I’m not a big user of fabric softener, I generally find it unnecessary, but sometimes I want to make something extra soft and fluffy. When this occurs I turn to one of my all time favourite ingredients- vinegar! Fill the fabric softener dispenser with white vinegar and add a couples of drops of essential oil such as lavender (totally optional) and away you go! It works beautifully and again, it’s extremely cheap. It also means one less product crowding your shelves or the cupboard under the sink. Gotta love products that do double duty!
The Autumn chill has started to set in and this means hot drinks will be consumed more and more frequently! One of my favourites is masala chai, a delicious spiced tea. The spices seem to warm me up that little bit more than a regular cup of tea, so I find it perfect for colder weather, and it always feels like a wonderful indulgence with those heavenly spices and a touch of something sweet like honey or agave nectar. Masala chai can be expensive if you buy it ready-made but it is oh so easy to make your own and if you make up a concentrate it’s as easy as adding a splash to your normal cup of tea or a couple of frozen cubes of concentrate to your pot of milk on the stove.

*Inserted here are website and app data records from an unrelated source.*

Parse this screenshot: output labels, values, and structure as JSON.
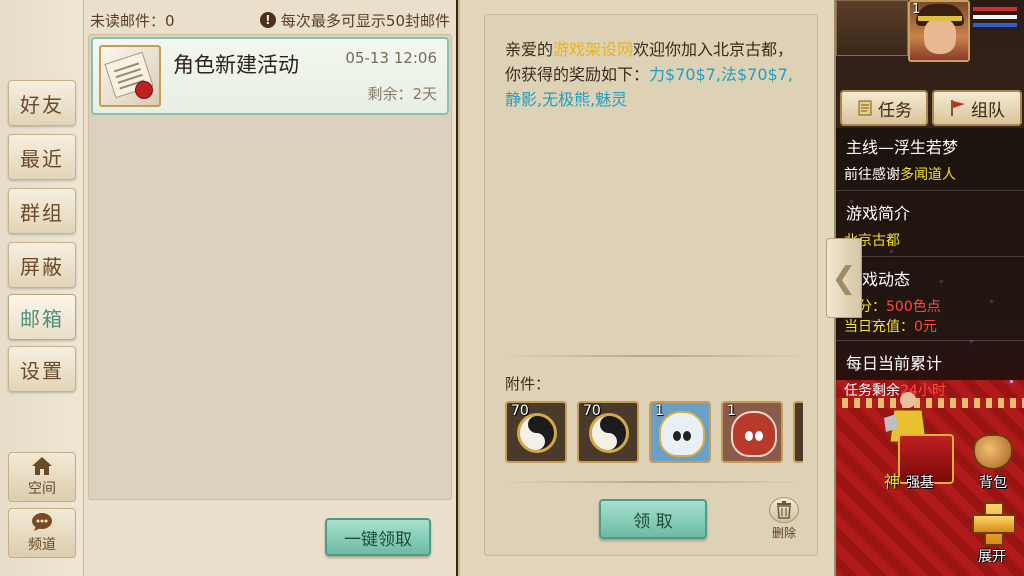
{
  "sidebar": {
    "tabs": [
      "好友",
      "最近",
      "群组",
      "屏蔽",
      "邮箱",
      "设置"
    ],
    "active_index": 4,
    "space_label": "空间",
    "channel_label": "频道"
  },
  "mail_list": {
    "unread_label": "未读邮件：0",
    "limit_notice": "每次最多可显示50封邮件",
    "items": [
      {
        "title": "角色新建活动",
        "date": "05-13 12:06",
        "remaining": "剩余：2天"
      }
    ],
    "claim_all_label": "一键领取"
  },
  "mail_detail": {
    "body_prefix": "亲爱的",
    "sender_name": "游戏架设网",
    "body_mid": "欢迎你加入北京古都，你获得的奖励如下：",
    "rewards": "力$70$7,法$70$7,静影,无极熊,魅灵",
    "attachments_label": "附件：",
    "attachments": [
      {
        "count": "70",
        "icon": "taiji-icon"
      },
      {
        "count": "70",
        "icon": "taiji-icon"
      },
      {
        "count": "1",
        "icon": "white-pet-icon"
      },
      {
        "count": "1",
        "icon": "red-beast-icon"
      }
    ],
    "claim_label": "领 取",
    "delete_label": "删除"
  },
  "hud": {
    "level": "1",
    "task_button": "任务",
    "team_button": "组队",
    "quests": [
      {
        "title": "主线—浮生若梦",
        "line_prefix": "前往感谢",
        "line_target": "多闻道人"
      },
      {
        "title": "游戏简介",
        "line_target": "北京古都"
      },
      {
        "title": "游戏动态",
        "line_prefix": "积分：",
        "line_target": "500色点",
        "line2_prefix": "当日充值：",
        "line2_value": "0元"
      },
      {
        "title": "每日当前累计",
        "line_prefix": "任务剩余",
        "line_target": "24小时"
      }
    ],
    "bag_label": "背包",
    "expand_label": "展开",
    "chest_label": "强基",
    "god_label": "神",
    "collapse_glyph": "❮"
  },
  "colors": {
    "accent_green": "#6cbba4",
    "highlight_yellow": "#e6b420",
    "highlight_cyan": "#1f9fc2",
    "quest_yellow": "#f4e024",
    "quest_red": "#ff4a3a",
    "hp_bar": "#d03030",
    "mp_bar": "#3060d0"
  }
}
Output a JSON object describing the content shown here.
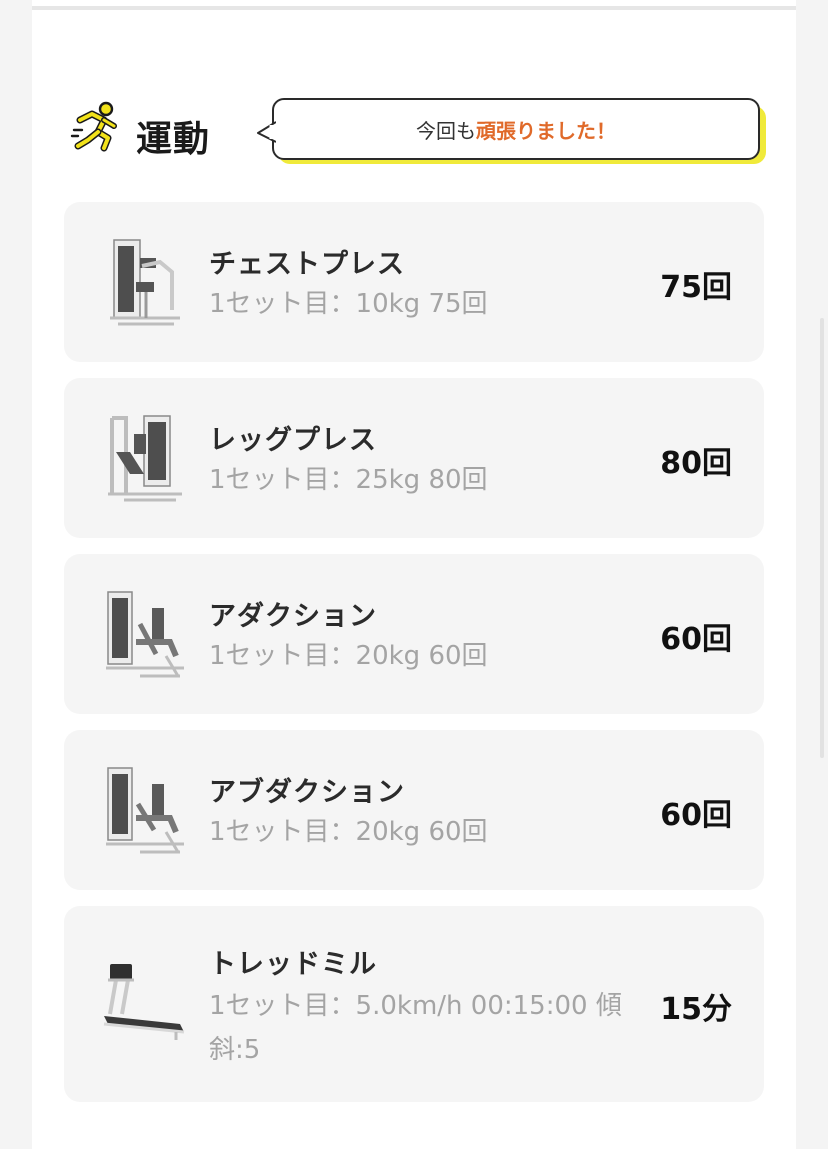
{
  "section": {
    "title": "運動",
    "icon": "running-person-icon",
    "bubble_prefix": "今回も",
    "bubble_emphasis": "頑張りました！"
  },
  "colors": {
    "accent_orange": "#e06a2a",
    "bubble_shadow_yellow": "#f0ea3a",
    "icon_yellow": "#f2e21a"
  },
  "exercises": [
    {
      "name": "チェストプレス",
      "detail": "1セット目：10kg 75回",
      "count": "75回",
      "icon": "chest-press-machine-icon"
    },
    {
      "name": "レッグプレス",
      "detail": "1セット目：25kg 80回",
      "count": "80回",
      "icon": "leg-press-machine-icon"
    },
    {
      "name": "アダクション",
      "detail": "1セット目：20kg 60回",
      "count": "60回",
      "icon": "adduction-machine-icon"
    },
    {
      "name": "アブダクション",
      "detail": "1セット目：20kg 60回",
      "count": "60回",
      "icon": "abduction-machine-icon"
    },
    {
      "name": "トレッドミル",
      "detail": "1セット目：5.0km/h 00:15:00 傾斜:5",
      "count": "15分",
      "icon": "treadmill-icon"
    }
  ]
}
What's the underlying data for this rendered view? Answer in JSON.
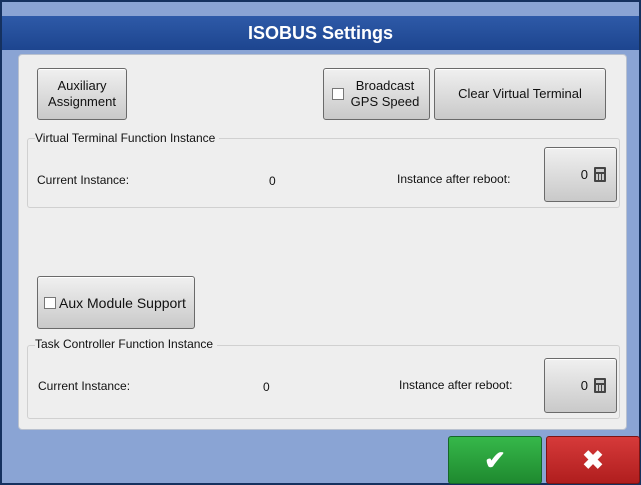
{
  "window": {
    "title": "ISOBUS Settings"
  },
  "top_buttons": {
    "aux_assignment": "Auxiliary Assignment",
    "broadcast_gps": "Broadcast GPS Speed",
    "broadcast_gps_checked": false,
    "clear_vt": "Clear Virtual Terminal"
  },
  "vt_group": {
    "label": "Virtual Terminal Function Instance",
    "current_label": "Current Instance:",
    "current_value": "0",
    "reboot_label": "Instance after reboot:",
    "reboot_value": "0"
  },
  "aux_module": {
    "label": "Aux Module Support",
    "checked": false
  },
  "tc_group": {
    "label": "Task Controller Function Instance",
    "current_label": "Current Instance:",
    "current_value": "0",
    "reboot_label": "Instance after reboot:",
    "reboot_value": "0"
  },
  "footer": {
    "ok_symbol": "✔",
    "cancel_symbol": "✖"
  },
  "icons": [
    "calculator-icon",
    "checkmark-icon",
    "close-icon",
    "checkbox-icon"
  ]
}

I make my masala chai concentrate in the pressure cooker using my favourite combination of spices (I like it spicy) including lots of black pepper! Simply add your spices, grating the ginger if you choose to use it, add water and boil away. Once your concentrate is strong enough strain out the spices and store in a clean bottle in the fridge or pour into an ice cube tray and freeze.
It always amazes me how potent these spices are. So much power in such little packages.
Are you a kale lover? If you haven’t yet given kale a chance, or you have and you or members of your family weren’t too keen, you must give these kale crisps a go! The texture is divine. Large waxy leaves transform into bite sized wafers of heaven! And they are so simple to make!
- Bunch of kale
- Olive oil
- Sea salt
- Flavourings such as tamari, maple syrup, chilli flakes, sesame seeds, poppy seeds, za’atar, vinegar, lemon juice, whatever you fancy!
- Wash the kale and tear the leaves into smallish pieces, discard the stalks
- In a bowl mix together the olive oil, sea salt, and chosen flavourings (I love tamari balanced with some sweetness and chilli heat)
- Add your kale pieces to the bowl and mix with your hands to ensure they’re covered
- Lay the kale on baking sheets. Give them room rather than crowd them together as you want them to crisp up
- Pop in the oven on a low heat, around 90 degrees celcius, for about fourty minutes or until kale is crisp (you may need to turn kale to ensure it dries out evenly and doesn’t stick to the baking sheet depending on what flavourings you use)
- Try not to eat them all at once!
You can store them in an airtight container but I’ve never had any last that long. Have fun experimenting with flavours, if you don’t know where to start try recreating your favourite chip flavours like ‘salt & vinegar’ or ‘honey & soy’ etc. You’ll soon start getting a bit more outlandish with flavour combinations and throwing in things like sesame and poppy seeds for extra texture and crunch. This is also a great way for kids to eat more greens and because the kale is cooked at such a low temperature all that goodness remains. My toddler just loves them!